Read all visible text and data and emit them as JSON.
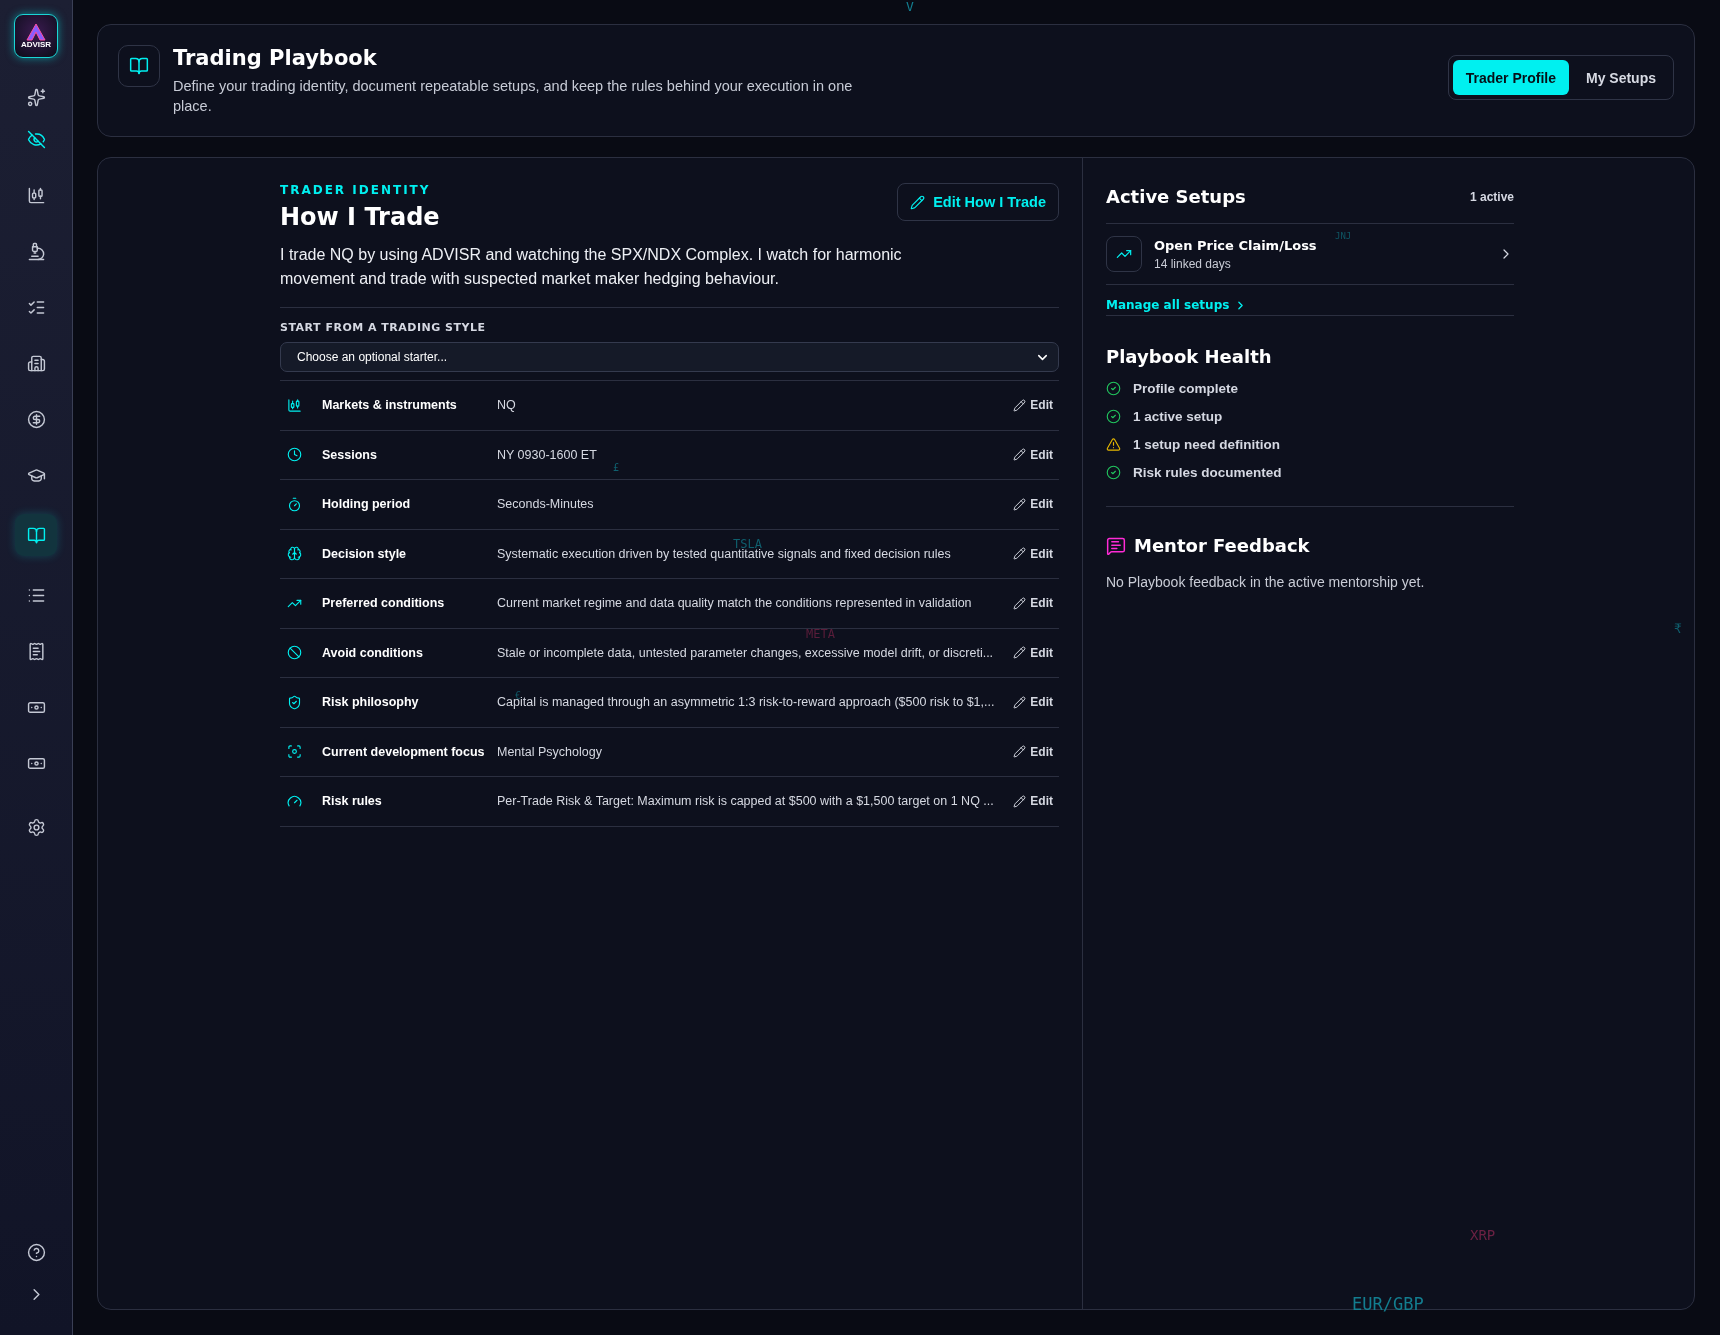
{
  "sidebar": {
    "logo_text": "ADVISR",
    "privacy_toggle": {
      "on": true
    },
    "items": [
      {
        "selected": false
      },
      {
        "selected": false
      },
      {
        "selected": false
      },
      {
        "selected": false
      },
      {
        "selected": false
      },
      {
        "selected": false
      },
      {
        "selected": false
      },
      {
        "selected": true
      },
      {
        "selected": false
      },
      {
        "selected": false
      },
      {
        "selected": false
      },
      {
        "selected": false
      },
      {
        "selected": false
      }
    ]
  },
  "header": {
    "title": "Trading Playbook",
    "subtitle": "Define your trading identity, document repeatable setups, and keep the rules behind your execution in one place.",
    "tabs": [
      {
        "label": "Trader Profile",
        "selected": true
      },
      {
        "label": "My Setups",
        "selected": false
      }
    ]
  },
  "identity": {
    "eyebrow": "TRADER IDENTITY",
    "title": "How I Trade",
    "edit_button": "Edit How I Trade",
    "description": "I trade NQ by using ADVISR and watching the SPX/NDX Complex. I watch for harmonic movement and trade with suspected market maker hedging behaviour.",
    "starter": {
      "label": "START FROM A TRADING STYLE",
      "placeholder": "Choose an optional starter..."
    },
    "rows": [
      {
        "label": "Markets & instruments",
        "value": "NQ",
        "action": "Edit"
      },
      {
        "label": "Sessions",
        "value": "NY 0930-1600 ET",
        "action": "Edit"
      },
      {
        "label": "Holding period",
        "value": "Seconds-Minutes",
        "action": "Edit"
      },
      {
        "label": "Decision style",
        "value": "Systematic execution driven by tested quantitative signals and fixed decision rules",
        "action": "Edit"
      },
      {
        "label": "Preferred conditions",
        "value": "Current market regime and data quality match the conditions represented in validation",
        "action": "Edit"
      },
      {
        "label": "Avoid conditions",
        "value": "Stale or incomplete data, untested parameter changes, excessive model drift, or discreti...",
        "action": "Edit"
      },
      {
        "label": "Risk philosophy",
        "value": "Capital is managed through an asymmetric 1:3 risk-to-reward approach ($500 risk to $1,...",
        "action": "Edit"
      },
      {
        "label": "Current development focus",
        "value": "Mental Psychology",
        "action": "Edit"
      },
      {
        "label": "Risk rules",
        "value": "Per-Trade Risk & Target: Maximum risk is capped at $500 with a $1,500 target on 1 NQ ...",
        "action": "Edit"
      }
    ]
  },
  "active_setups": {
    "title": "Active Setups",
    "count": "1 active",
    "setups": [
      {
        "name": "Open Price Claim/Loss",
        "meta": "14 linked days"
      }
    ],
    "manage_link": "Manage all setups"
  },
  "health": {
    "title": "Playbook Health",
    "items": [
      {
        "kind": "ok",
        "text": "Profile complete"
      },
      {
        "kind": "ok",
        "text": "1 active setup"
      },
      {
        "kind": "warning",
        "text": "1 setup need definition"
      },
      {
        "kind": "ok",
        "text": "Risk rules documented"
      }
    ]
  },
  "mentor": {
    "title": "Mentor Feedback",
    "message": "No Playbook feedback in the active mentorship yet."
  },
  "background_tickers": [
    {
      "text": "V",
      "color": "#137d8f"
    },
    {
      "text": "JNJ",
      "color": "#0f5563"
    },
    {
      "text": "£",
      "color": "#0f5f6e"
    },
    {
      "text": "TSLA",
      "color": "#0f5f6e"
    },
    {
      "text": "META",
      "color": "#5a1d3a"
    },
    {
      "text": "€",
      "color": "#0f5563"
    },
    {
      "text": "₹",
      "color": "#0f5f6e"
    },
    {
      "text": "XRP",
      "color": "#6b2143"
    },
    {
      "text": "EUR/GBP",
      "color": "#137d8f"
    }
  ]
}
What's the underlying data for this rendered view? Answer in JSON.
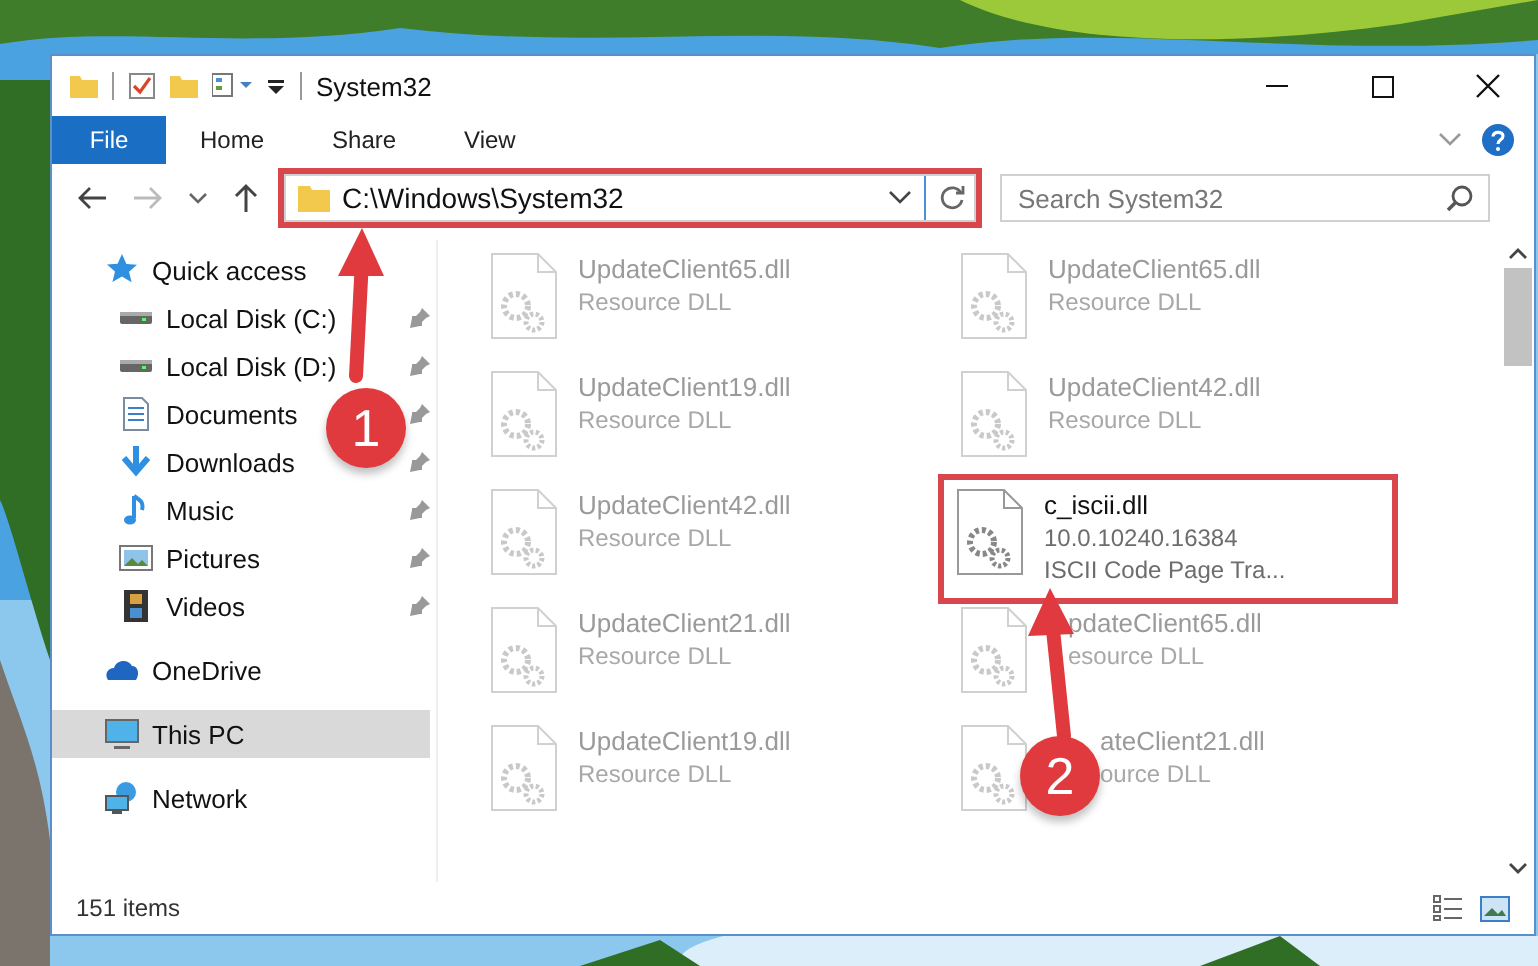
{
  "window": {
    "title": "System32"
  },
  "ribbon_tabs": [
    {
      "label": "File",
      "kind": "file"
    },
    {
      "label": "Home",
      "kind": "tab"
    },
    {
      "label": "Share",
      "kind": "tab"
    },
    {
      "label": "View",
      "kind": "tab"
    }
  ],
  "address": {
    "path": "C:\\Windows\\System32",
    "annotated": true
  },
  "search": {
    "placeholder": "Search System32"
  },
  "sidebar": {
    "items": [
      {
        "label": "Quick access",
        "kind": "star",
        "selected": false,
        "children": [
          {
            "label": "Local Disk (C:)",
            "kind": "drive",
            "pinned": true,
            "selected": false
          },
          {
            "label": "Local Disk (D:)",
            "kind": "drive",
            "pinned": true,
            "selected": false
          },
          {
            "label": "Documents",
            "kind": "document",
            "pinned": true,
            "selected": false
          },
          {
            "label": "Downloads",
            "kind": "download",
            "pinned": true,
            "selected": false
          },
          {
            "label": "Music",
            "kind": "music",
            "pinned": true,
            "selected": false
          },
          {
            "label": "Pictures",
            "kind": "pictures",
            "pinned": true,
            "selected": false
          },
          {
            "label": "Videos",
            "kind": "videos",
            "pinned": true,
            "selected": false
          }
        ]
      },
      {
        "label": "OneDrive",
        "kind": "cloud",
        "selected": false
      },
      {
        "label": "This PC",
        "kind": "computer",
        "selected": true
      },
      {
        "label": "Network",
        "kind": "network",
        "selected": false
      }
    ]
  },
  "files": [
    {
      "name": "UpdateClient65.dll",
      "details": [
        "Resource DLL"
      ],
      "kind": "plain"
    },
    {
      "name": "UpdateClient65.dll",
      "details": [
        "Resource DLL"
      ],
      "kind": "plain"
    },
    {
      "name": "UpdateClient19.dll",
      "details": [
        "Resource DLL"
      ],
      "kind": "plain"
    },
    {
      "name": "UpdateClient42.dll",
      "details": [
        "Resource DLL"
      ],
      "kind": "plain"
    },
    {
      "name": "UpdateClient42.dll",
      "details": [
        "Resource DLL"
      ],
      "kind": "plain"
    },
    {
      "name": "c_iscii.dll",
      "details": [
        "10.0.10240.16384",
        "ISCII Code Page Tra..."
      ],
      "kind": "highlighted"
    },
    {
      "name": "UpdateClient21.dll",
      "details": [
        "Resource DLL"
      ],
      "kind": "plain"
    },
    {
      "name": "pdateClient65.dll",
      "details": [
        "esource DLL"
      ],
      "kind": "cut-arrow"
    },
    {
      "name": "UpdateClient19.dll",
      "details": [
        "Resource DLL"
      ],
      "kind": "plain"
    },
    {
      "name": "ateClient21.dll",
      "details": [
        "ource DLL"
      ],
      "kind": "cut-badge"
    }
  ],
  "status_bar": {
    "count": "151 items"
  },
  "callouts": [
    {
      "label": "1"
    },
    {
      "label": "2"
    }
  ]
}
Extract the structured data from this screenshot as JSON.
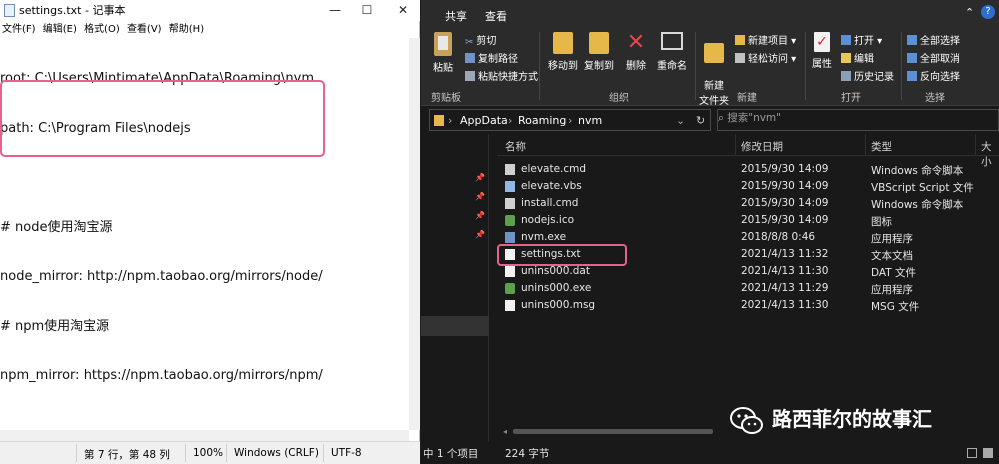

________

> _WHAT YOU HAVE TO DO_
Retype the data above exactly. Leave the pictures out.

> _ANSWER SPACE_
Read all visible text and data and emit them as JSON.
{
  "sidebar": {
    "logo_text": "ADVISR",
    "privacy_toggle": {
      "on": true
    },
    "items": [
      {
        "selected": false
      },
      {
        "selected": false
      },
      {
        "selected": false
      },
      {
        "selected": false
      },
      {
        "selected": false
      },
      {
        "selected": false
      },
      {
        "selected": false
      },
      {
        "selected": true
      },
      {
        "selected": false
      },
      {
        "selected": false
      },
      {
        "selected": false
      },
      {
        "selected": false
      },
      {
        "selected": false
      }
    ]
  },
  "header": {
    "title": "Trading Playbook",
    "subtitle": "Define your trading identity, document repeatable setups, and keep the rules behind your execution in one place.",
    "tabs": [
      {
        "label": "Trader Profile",
        "selected": true
      },
      {
        "label": "My Setups",
        "selected": false
      }
    ]
  },
  "identity": {
    "eyebrow": "TRADER IDENTITY",
    "title": "How I Trade",
    "edit_button": "Edit How I Trade",
    "description": "I trade NQ by using ADVISR and watching the SPX/NDX Complex. I watch for harmonic movement and trade with suspected market maker hedging behaviour.",
    "starter": {
      "label": "START FROM A TRADING STYLE",
      "placeholder": "Choose an optional starter..."
    },
    "rows": [
      {
        "label": "Markets & instruments",
        "value": "NQ",
        "action": "Edit"
      },
      {
        "label": "Sessions",
        "value": "NY 0930-1600 ET",
        "action": "Edit"
      },
      {
        "label": "Holding period",
        "value": "Seconds-Minutes",
        "action": "Edit"
      },
      {
        "label": "Decision style",
        "value": "Systematic execution driven by tested quantitative signals and fixed decision rules",
        "action": "Edit"
      },
      {
        "label": "Preferred conditions",
        "value": "Current market regime and data quality match the conditions represented in validation",
        "action": "Edit"
      },
      {
        "label": "Avoid conditions",
        "value": "Stale or incomplete data, untested parameter changes, excessive model drift, or discreti...",
        "action": "Edit"
      },
      {
        "label": "Risk philosophy",
        "value": "Capital is managed through an asymmetric 1:3 risk-to-reward approach ($500 risk to $1,...",
        "action": "Edit"
      },
      {
        "label": "Current development focus",
        "value": "Mental Psychology",
        "action": "Edit"
      },
      {
        "label": "Risk rules",
        "value": "Per-Trade Risk & Target: Maximum risk is capped at $500 with a $1,500 target on 1 NQ ...",
        "action": "Edit"
      }
    ]
  },
  "active_setups": {
    "title": "Active Setups",
    "count": "1 active",
    "setups": [
      {
        "name": "Open Price Claim/Loss",
        "meta": "14 linked days"
      }
    ],
    "manage_link": "Manage all setups"
  },
  "health": {
    "title": "Playbook Health",
    "items": [
      {
        "kind": "ok",
        "text": "Profile complete"
      },
      {
        "kind": "ok",
        "text": "1 active setup"
      },
      {
        "kind": "warning",
        "text": "1 setup need definition"
      },
      {
        "kind": "ok",
        "text": "Risk rules documented"
      }
    ]
  },
  "mentor": {
    "title": "Mentor Feedback",
    "message": "No Playbook feedback in the active mentorship yet."
  },
  "background_tickers": [
    {
      "text": "V",
      "color": "#137d8f"
    },
    {
      "text": "JNJ",
      "color": "#0f5563"
    },
    {
      "text": "£",
      "color": "#0f5f6e"
    },
    {
      "text": "TSLA",
      "color": "#0f5f6e"
    },
    {
      "text": "META",
      "color": "#5a1d3a"
    },
    {
      "text": "€",
      "color": "#0f5563"
    },
    {
      "text": "₹",
      "color": "#0f5f6e"
    },
    {
      "text": "XRP",
      "color": "#6b2143"
    },
    {
      "text": "EUR/GBP",
      "color": "#137d8f"
    }
  ]
}
What's the underlying data for this rendered view? Answer in JSON.
{
  "window": {
    "title": "System32"
  },
  "ribbon_tabs": [
    {
      "label": "File",
      "kind": "file"
    },
    {
      "label": "Home",
      "kind": "tab"
    },
    {
      "label": "Share",
      "kind": "tab"
    },
    {
      "label": "View",
      "kind": "tab"
    }
  ],
  "address": {
    "path": "C:\\Windows\\System32",
    "annotated": true
  },
  "search": {
    "placeholder": "Search System32"
  },
  "sidebar": {
    "items": [
      {
        "label": "Quick access",
        "kind": "star",
        "selected": false,
        "children": [
          {
            "label": "Local Disk (C:)",
            "kind": "drive",
            "pinned": true,
            "selected": false
          },
          {
            "label": "Local Disk (D:)",
            "kind": "drive",
            "pinned": true,
            "selected": false
          },
          {
            "label": "Documents",
            "kind": "document",
            "pinned": true,
            "selected": false
          },
          {
            "label": "Downloads",
            "kind": "download",
            "pinned": true,
            "selected": false
          },
          {
            "label": "Music",
            "kind": "music",
            "pinned": true,
            "selected": false
          },
          {
            "label": "Pictures",
            "kind": "pictures",
            "pinned": true,
            "selected": false
          },
          {
            "label": "Videos",
            "kind": "videos",
            "pinned": true,
            "selected": false
          }
        ]
      },
      {
        "label": "OneDrive",
        "kind": "cloud",
        "selected": false
      },
      {
        "label": "This PC",
        "kind": "computer",
        "selected": true
      },
      {
        "label": "Network",
        "kind": "network",
        "selected": false
      }
    ]
  },
  "files": [
    {
      "name": "UpdateClient65.dll",
      "details": [
        "Resource DLL"
      ],
      "kind": "plain"
    },
    {
      "name": "UpdateClient65.dll",
      "details": [
        "Resource DLL"
      ],
      "kind": "plain"
    },
    {
      "name": "UpdateClient19.dll",
      "details": [
        "Resource DLL"
      ],
      "kind": "plain"
    },
    {
      "name": "UpdateClient42.dll",
      "details": [
        "Resource DLL"
      ],
      "kind": "plain"
    },
    {
      "name": "UpdateClient42.dll",
      "details": [
        "Resource DLL"
      ],
      "kind": "plain"
    },
    {
      "name": "c_iscii.dll",
      "details": [
        "10.0.10240.16384",
        "ISCII Code Page Tra..."
      ],
      "kind": "highlighted"
    },
    {
      "name": "UpdateClient21.dll",
      "details": [
        "Resource DLL"
      ],
      "kind": "plain"
    },
    {
      "name": "pdateClient65.dll",
      "details": [
        "esource DLL"
      ],
      "kind": "cut-arrow"
    },
    {
      "name": "UpdateClient19.dll",
      "details": [
        "Resource DLL"
      ],
      "kind": "plain"
    },
    {
      "name": "ateClient21.dll",
      "details": [
        "ource DLL"
      ],
      "kind": "cut-badge"
    }
  ],
  "status_bar": {
    "count": "151 items"
  },
  "callouts": [
    {
      "label": "1"
    },
    {
      "label": "2"
    }
  ]
}
Extract the structured data from this screenshot as JSON.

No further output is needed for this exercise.